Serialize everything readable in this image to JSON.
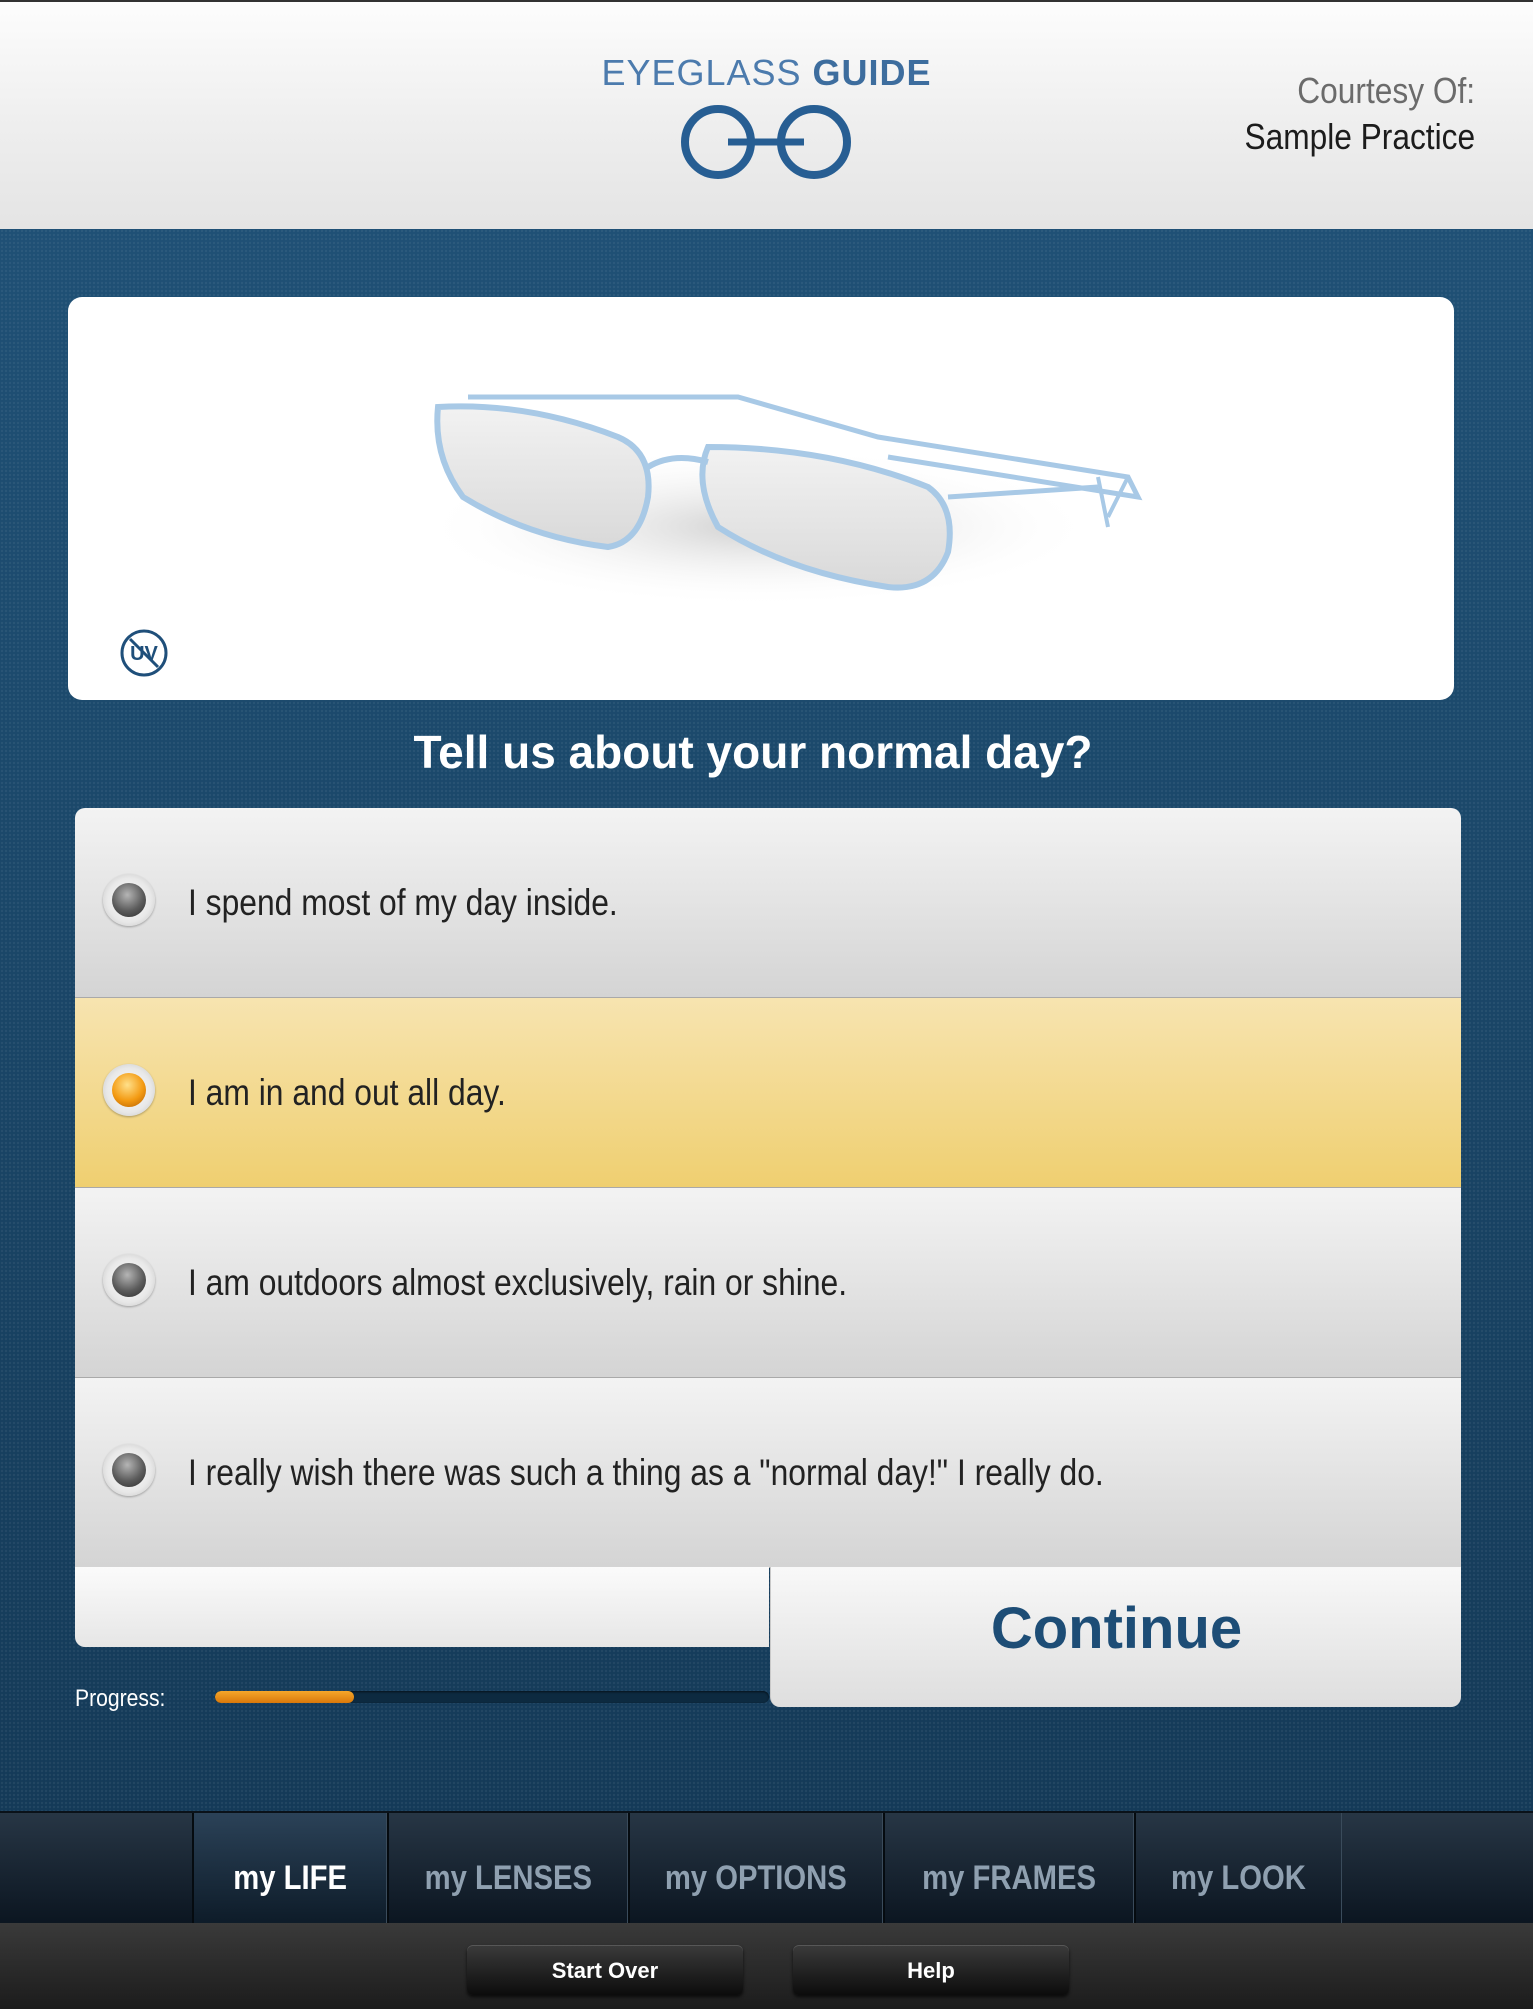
{
  "header": {
    "logo_text_part1": "EYEGLASS ",
    "logo_text_part2": "GUIDE",
    "courtesy_label": "Courtesy Of:",
    "courtesy_value": "Sample Practice"
  },
  "question": "Tell us about your normal day?",
  "options": [
    {
      "label": "I spend most of my day inside.",
      "selected": false
    },
    {
      "label": "I am in and out all day.",
      "selected": true
    },
    {
      "label": "I am outdoors almost exclusively, rain or shine.",
      "selected": false
    },
    {
      "label": "I really wish there was such a thing as a \"normal day!\" I really do.",
      "selected": false
    }
  ],
  "continue_label": "Continue",
  "progress": {
    "label": "Progress:",
    "value_percent": 25
  },
  "tabs": [
    {
      "label": "my LIFE",
      "active": true
    },
    {
      "label": "my LENSES",
      "active": false
    },
    {
      "label": "my OPTIONS",
      "active": false
    },
    {
      "label": "my FRAMES",
      "active": false
    },
    {
      "label": "my LOOK",
      "active": false
    }
  ],
  "footer": {
    "start_over_label": "Start Over",
    "help_label": "Help"
  },
  "icons": {
    "logo": "glasses-logo-icon",
    "uv": "uv-icon",
    "radio": "radio-button-icon"
  },
  "colors": {
    "accent": "#1d4d76",
    "selected_option": "#efcf70",
    "progress": "#e8890f",
    "background": "#1c4a6d"
  }
}
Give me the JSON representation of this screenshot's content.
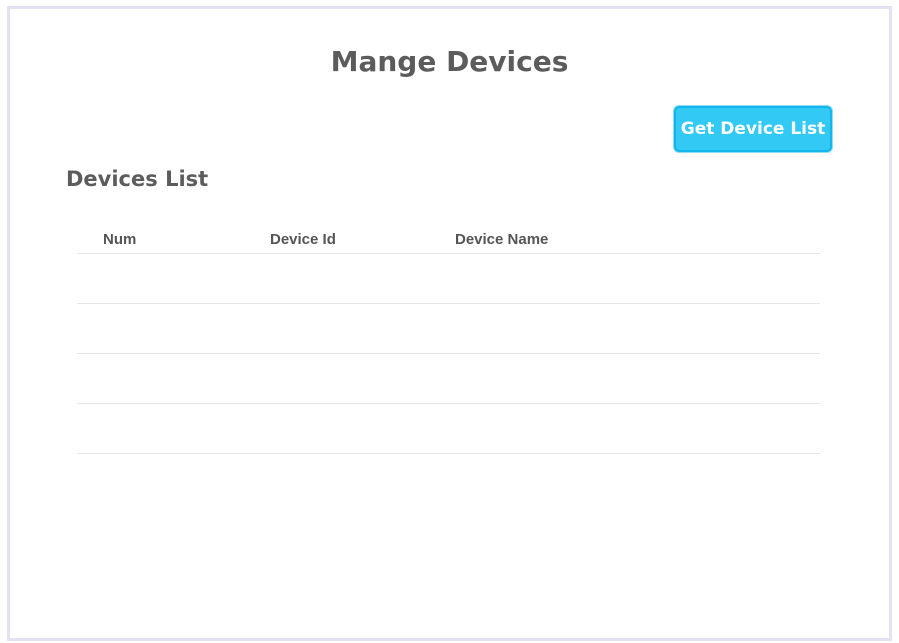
{
  "page": {
    "title": "Mange Devices"
  },
  "toolbar": {
    "get_device_list_label": "Get Device List"
  },
  "devices_section": {
    "title": "Devices List",
    "columns": [
      "Num",
      "Device Id",
      "Device Name"
    ],
    "rows": [
      {
        "num": "",
        "device_id": "",
        "device_name": ""
      },
      {
        "num": "",
        "device_id": "",
        "device_name": ""
      },
      {
        "num": "",
        "device_id": "",
        "device_name": ""
      },
      {
        "num": "",
        "device_id": "",
        "device_name": ""
      }
    ]
  },
  "colors": {
    "accent": "#32c9f5",
    "accent_border": "#12b6ea",
    "frame_border": "#e2e2f3",
    "text": "#5c5c5c"
  }
}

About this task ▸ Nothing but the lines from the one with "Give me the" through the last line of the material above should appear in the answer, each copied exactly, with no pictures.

Answer area ▸
Give me the JSON representation of this screenshot's content.
{
  "page": {
    "title": "Mange Devices"
  },
  "toolbar": {
    "get_device_list_label": "Get Device List"
  },
  "devices_section": {
    "title": "Devices List",
    "columns": [
      "Num",
      "Device Id",
      "Device Name"
    ],
    "rows": [
      {
        "num": "",
        "device_id": "",
        "device_name": ""
      },
      {
        "num": "",
        "device_id": "",
        "device_name": ""
      },
      {
        "num": "",
        "device_id": "",
        "device_name": ""
      },
      {
        "num": "",
        "device_id": "",
        "device_name": ""
      }
    ]
  },
  "colors": {
    "accent": "#32c9f5",
    "accent_border": "#12b6ea",
    "frame_border": "#e2e2f3",
    "text": "#5c5c5c"
  }
}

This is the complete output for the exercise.